The Broward County property appraiser found out about the Endsleys two exemptions in 2006, which started the legal turmoil.
“The Broward County Property Appraiser’s Office Department of Professional Standards and Compliance investigates exemption fraud," Schwartzreich said.
She said Florida law “prohibits a person from receiving or claiming the benefit of a homestead exemption or tax credit in another state where permanent residency is required from receiving a homestead exemption in the state of Florida.”
The March decision in the 4th District Court of Appeals stated the “appellant’s receipt of multiple homestead exemptions is specifically prohibited by the language of Article VII, section 6(b) of the Florida Constitution.”
The decision goes on to state that because the appellant, Venice Endsley, “benefitted from homestead exemptions both in and out of the state of Florida during the time period at issue, the trial court properly entered summary judgment in favor of the property appraiser.”
“Robert and Venice Endsley admitted they were a ‘family unit,’” Schwartzreich said.
Venice Endsley has now asked that the Florida Supreme Court hear the case.
Over the course of his career in Florida, Rothenberg, who now practices law in California, said he has handled similar cases.
“I have had cases where long-time married couples lived separately, in different counties, and maintained homestead on both of their properties,” he said. “I also witnessed a case where the husband and wife were Catholic, did not believe in divorce, and had lived apart in different states for 25-30 years."
In that case, the husband lived out-of-state and had his home homesteaded and his wife live in Florida with a house that was also homesteaded.
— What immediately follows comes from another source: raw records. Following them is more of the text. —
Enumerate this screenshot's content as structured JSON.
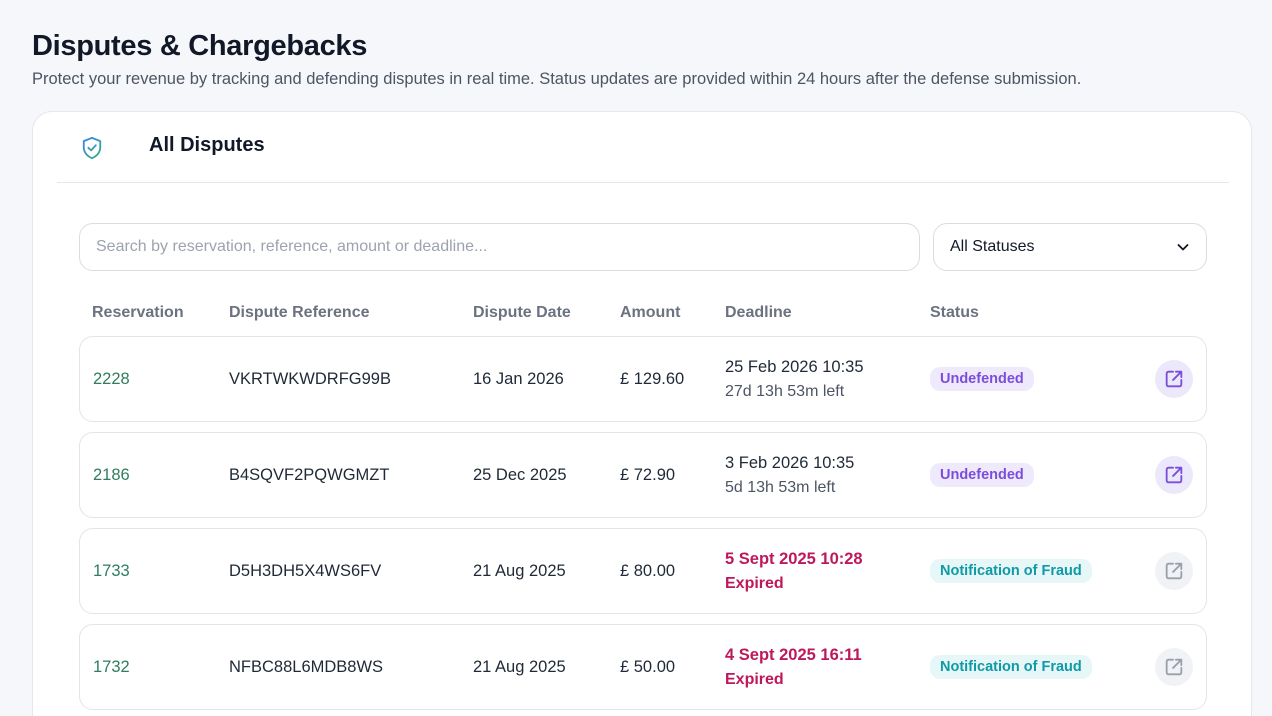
{
  "page": {
    "title": "Disputes & Chargebacks",
    "subtitle": "Protect your revenue by tracking and defending disputes in real time. Status updates are provided within 24 hours after the defense submission."
  },
  "card": {
    "title": "All Disputes",
    "icon": "shield-check-icon",
    "accent_color": "#3aa58a"
  },
  "filters": {
    "search_placeholder": "Search by reservation, reference, amount or deadline...",
    "search_value": "",
    "status_selected": "All Statuses"
  },
  "table": {
    "columns": [
      "Reservation",
      "Dispute Reference",
      "Dispute Date",
      "Amount",
      "Deadline",
      "Status"
    ],
    "rows": [
      {
        "reservation": "2228",
        "reference": "VKRTWKWDRFG99B",
        "date": "16 Jan 2026",
        "amount": "£ 129.60",
        "deadline": "25 Feb 2026 10:35",
        "deadline_note": "27d 13h 53m left",
        "expired": false,
        "status": "Undefended",
        "status_kind": "undefended",
        "action_icon": "external-link-icon"
      },
      {
        "reservation": "2186",
        "reference": "B4SQVF2PQWGMZT",
        "date": "25 Dec 2025",
        "amount": "£ 72.90",
        "deadline": "3 Feb 2026 10:35",
        "deadline_note": "5d 13h 53m left",
        "expired": false,
        "status": "Undefended",
        "status_kind": "undefended",
        "action_icon": "external-link-icon"
      },
      {
        "reservation": "1733",
        "reference": "D5H3DH5X4WS6FV",
        "date": "21 Aug 2025",
        "amount": "£ 80.00",
        "deadline": "5 Sept 2025 10:28",
        "deadline_note": "Expired",
        "expired": true,
        "status": "Notification of Fraud",
        "status_kind": "fraud",
        "action_icon": "external-link-icon"
      },
      {
        "reservation": "1732",
        "reference": "NFBC88L6MDB8WS",
        "date": "21 Aug 2025",
        "amount": "£ 50.00",
        "deadline": "4 Sept 2025 16:11",
        "deadline_note": "Expired",
        "expired": true,
        "status": "Notification of Fraud",
        "status_kind": "fraud",
        "action_icon": "external-link-icon"
      }
    ]
  },
  "colors": {
    "link": "#2f7d5f",
    "undefended_text": "#7c4ddb",
    "undefended_bg": "#efeafb",
    "fraud_text": "#0e9aa7",
    "fraud_bg": "#e7f6f7",
    "expired": "#be185d"
  }
}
The couple had not been in contact with each other in decades.
“The case went before the Value Adjustment Board in approximately 2006 in Monroe County,” Rothbenberg said. He said the board restored her homestead in that case.
Rothenberg said if the Florida Supreme Court would rule in favor of the couple it may or may not set a precedent in other similar cases.
“These cases tend to be fairly fact specific,” he said. “However, if the Florida Supreme Court hears the case and issues and opinion, it may provide better standards, tests or criteria tax practitioners and property appraisers can look to in future cases."